EXERCISE DIRECTIONS ::
In the material below, find each line with the word "banana" and list it.

RECORDS TO USE ::
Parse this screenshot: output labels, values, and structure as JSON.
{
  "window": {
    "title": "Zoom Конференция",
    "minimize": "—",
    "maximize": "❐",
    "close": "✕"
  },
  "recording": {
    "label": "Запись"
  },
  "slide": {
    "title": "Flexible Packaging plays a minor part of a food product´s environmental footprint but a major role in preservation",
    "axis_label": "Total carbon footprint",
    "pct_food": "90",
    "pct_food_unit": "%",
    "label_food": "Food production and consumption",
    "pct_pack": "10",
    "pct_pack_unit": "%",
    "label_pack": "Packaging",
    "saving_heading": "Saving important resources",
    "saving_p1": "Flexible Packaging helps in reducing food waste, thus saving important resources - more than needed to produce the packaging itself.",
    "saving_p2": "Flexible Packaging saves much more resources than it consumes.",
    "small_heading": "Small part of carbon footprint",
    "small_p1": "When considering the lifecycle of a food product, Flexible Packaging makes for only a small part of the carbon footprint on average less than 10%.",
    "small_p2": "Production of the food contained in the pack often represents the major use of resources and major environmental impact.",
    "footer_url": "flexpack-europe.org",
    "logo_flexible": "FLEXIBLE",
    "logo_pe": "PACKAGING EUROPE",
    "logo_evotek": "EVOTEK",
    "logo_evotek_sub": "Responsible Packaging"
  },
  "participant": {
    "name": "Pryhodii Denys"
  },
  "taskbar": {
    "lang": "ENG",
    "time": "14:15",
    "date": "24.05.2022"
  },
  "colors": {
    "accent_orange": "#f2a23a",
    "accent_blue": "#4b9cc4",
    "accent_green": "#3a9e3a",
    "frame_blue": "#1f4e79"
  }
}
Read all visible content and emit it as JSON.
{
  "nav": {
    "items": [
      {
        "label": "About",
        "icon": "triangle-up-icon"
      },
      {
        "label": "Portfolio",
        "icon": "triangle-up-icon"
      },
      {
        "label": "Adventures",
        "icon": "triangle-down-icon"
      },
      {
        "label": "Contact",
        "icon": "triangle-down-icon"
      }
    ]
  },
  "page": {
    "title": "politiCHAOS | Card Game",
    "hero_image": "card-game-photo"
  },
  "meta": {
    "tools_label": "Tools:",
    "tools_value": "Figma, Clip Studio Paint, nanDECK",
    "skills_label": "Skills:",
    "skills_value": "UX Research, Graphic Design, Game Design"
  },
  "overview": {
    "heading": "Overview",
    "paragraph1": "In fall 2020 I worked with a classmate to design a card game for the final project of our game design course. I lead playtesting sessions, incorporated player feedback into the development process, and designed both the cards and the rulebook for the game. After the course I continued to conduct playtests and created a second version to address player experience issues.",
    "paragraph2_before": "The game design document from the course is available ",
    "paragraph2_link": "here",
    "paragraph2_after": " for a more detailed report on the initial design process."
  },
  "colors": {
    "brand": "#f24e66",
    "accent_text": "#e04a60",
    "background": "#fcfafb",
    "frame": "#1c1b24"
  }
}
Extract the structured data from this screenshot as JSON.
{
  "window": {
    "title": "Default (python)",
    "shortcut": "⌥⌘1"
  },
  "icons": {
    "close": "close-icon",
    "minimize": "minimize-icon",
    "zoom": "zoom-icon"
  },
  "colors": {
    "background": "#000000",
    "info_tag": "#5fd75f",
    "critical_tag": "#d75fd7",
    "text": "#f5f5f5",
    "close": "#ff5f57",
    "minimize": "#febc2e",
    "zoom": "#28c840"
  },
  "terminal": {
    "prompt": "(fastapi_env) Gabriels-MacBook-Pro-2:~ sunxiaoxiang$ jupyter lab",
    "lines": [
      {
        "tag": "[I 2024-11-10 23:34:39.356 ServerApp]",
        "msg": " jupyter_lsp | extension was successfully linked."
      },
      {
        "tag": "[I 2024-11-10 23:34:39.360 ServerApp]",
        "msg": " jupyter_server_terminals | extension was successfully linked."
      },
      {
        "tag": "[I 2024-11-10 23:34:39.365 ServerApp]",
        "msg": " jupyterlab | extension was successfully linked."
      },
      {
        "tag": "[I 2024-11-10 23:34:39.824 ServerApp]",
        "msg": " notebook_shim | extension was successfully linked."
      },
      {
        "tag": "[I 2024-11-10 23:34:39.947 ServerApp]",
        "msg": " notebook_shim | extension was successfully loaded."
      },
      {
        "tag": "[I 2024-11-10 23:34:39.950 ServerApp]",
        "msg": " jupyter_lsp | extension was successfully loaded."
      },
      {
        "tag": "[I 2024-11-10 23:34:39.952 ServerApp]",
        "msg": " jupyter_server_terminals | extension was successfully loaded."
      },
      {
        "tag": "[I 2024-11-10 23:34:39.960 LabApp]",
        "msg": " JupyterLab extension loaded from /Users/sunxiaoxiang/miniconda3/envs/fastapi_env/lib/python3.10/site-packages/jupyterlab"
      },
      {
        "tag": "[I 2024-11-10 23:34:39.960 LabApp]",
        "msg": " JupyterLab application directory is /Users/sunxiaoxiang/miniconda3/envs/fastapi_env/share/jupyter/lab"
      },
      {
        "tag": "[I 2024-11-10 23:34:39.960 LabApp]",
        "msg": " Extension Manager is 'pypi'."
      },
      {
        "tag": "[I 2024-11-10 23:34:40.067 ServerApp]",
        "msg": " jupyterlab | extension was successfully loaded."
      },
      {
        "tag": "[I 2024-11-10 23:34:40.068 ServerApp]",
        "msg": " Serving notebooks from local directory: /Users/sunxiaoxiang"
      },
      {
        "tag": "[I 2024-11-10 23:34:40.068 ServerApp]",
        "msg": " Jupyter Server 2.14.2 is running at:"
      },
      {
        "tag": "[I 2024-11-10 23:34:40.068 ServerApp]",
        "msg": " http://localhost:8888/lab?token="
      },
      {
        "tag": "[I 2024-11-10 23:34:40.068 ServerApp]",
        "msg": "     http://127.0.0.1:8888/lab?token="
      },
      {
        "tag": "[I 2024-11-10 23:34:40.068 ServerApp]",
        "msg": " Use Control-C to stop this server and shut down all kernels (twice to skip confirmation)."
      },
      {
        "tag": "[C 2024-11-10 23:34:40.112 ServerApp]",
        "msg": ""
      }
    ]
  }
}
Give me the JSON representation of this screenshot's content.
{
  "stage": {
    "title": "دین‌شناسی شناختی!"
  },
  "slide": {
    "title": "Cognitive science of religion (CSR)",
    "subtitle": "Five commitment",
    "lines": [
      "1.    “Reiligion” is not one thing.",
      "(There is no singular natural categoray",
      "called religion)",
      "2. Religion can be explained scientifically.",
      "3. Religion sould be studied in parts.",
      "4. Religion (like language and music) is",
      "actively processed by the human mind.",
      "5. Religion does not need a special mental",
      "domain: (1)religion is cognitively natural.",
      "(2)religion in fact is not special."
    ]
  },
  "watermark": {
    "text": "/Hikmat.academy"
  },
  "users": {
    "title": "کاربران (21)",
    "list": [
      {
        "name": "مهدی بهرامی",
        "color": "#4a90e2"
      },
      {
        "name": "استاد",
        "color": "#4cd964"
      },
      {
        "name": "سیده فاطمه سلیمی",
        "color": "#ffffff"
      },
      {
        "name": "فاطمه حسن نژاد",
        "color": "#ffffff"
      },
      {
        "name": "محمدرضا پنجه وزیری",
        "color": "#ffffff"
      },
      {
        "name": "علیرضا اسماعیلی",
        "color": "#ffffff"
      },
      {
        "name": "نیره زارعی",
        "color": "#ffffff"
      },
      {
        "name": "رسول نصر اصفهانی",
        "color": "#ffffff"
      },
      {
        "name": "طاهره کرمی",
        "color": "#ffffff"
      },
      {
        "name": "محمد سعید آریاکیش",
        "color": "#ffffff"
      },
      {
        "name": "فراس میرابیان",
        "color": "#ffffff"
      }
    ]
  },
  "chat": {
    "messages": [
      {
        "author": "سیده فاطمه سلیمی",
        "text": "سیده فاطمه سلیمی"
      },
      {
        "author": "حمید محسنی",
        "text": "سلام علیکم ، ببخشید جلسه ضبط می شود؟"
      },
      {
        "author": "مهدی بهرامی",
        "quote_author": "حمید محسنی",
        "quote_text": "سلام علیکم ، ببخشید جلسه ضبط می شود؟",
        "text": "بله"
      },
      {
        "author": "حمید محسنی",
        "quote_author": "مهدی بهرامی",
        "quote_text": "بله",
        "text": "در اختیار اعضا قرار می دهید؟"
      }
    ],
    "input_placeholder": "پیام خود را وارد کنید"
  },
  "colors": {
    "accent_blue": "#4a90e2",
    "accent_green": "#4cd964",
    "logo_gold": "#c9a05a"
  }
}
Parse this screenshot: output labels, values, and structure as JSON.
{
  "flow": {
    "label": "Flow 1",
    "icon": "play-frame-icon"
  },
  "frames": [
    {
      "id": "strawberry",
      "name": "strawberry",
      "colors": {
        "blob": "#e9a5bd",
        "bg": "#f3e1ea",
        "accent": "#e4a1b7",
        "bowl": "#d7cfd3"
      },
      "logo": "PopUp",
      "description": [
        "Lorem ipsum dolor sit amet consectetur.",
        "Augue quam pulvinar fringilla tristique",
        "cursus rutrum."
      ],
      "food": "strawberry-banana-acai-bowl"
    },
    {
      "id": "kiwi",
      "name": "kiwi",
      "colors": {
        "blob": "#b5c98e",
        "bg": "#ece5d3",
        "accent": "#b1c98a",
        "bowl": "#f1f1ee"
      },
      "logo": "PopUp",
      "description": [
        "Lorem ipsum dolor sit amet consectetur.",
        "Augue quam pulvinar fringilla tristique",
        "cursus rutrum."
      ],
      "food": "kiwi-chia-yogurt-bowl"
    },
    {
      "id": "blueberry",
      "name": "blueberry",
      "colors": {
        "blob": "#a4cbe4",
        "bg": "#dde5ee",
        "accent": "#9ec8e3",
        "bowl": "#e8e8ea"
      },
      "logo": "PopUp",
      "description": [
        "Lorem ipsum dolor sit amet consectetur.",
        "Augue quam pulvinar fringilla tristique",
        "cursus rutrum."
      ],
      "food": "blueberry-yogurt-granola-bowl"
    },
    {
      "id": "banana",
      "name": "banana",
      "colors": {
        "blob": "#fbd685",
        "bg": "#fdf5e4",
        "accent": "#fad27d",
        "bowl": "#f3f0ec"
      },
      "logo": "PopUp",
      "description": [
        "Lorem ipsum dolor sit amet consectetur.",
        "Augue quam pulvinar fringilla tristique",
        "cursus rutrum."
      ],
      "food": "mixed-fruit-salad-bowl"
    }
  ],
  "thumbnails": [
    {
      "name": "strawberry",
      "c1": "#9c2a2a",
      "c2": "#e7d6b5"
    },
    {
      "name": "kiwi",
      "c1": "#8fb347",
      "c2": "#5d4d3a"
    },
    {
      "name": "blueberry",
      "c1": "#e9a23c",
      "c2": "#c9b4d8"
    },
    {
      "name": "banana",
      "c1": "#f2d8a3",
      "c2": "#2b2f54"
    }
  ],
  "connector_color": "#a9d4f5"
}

RESULT OF THIS EXERCISE ::
      "food": "strawberry-banana-acai-bowl"
      "id": "banana",
      "name": "banana",
      "name": "banana",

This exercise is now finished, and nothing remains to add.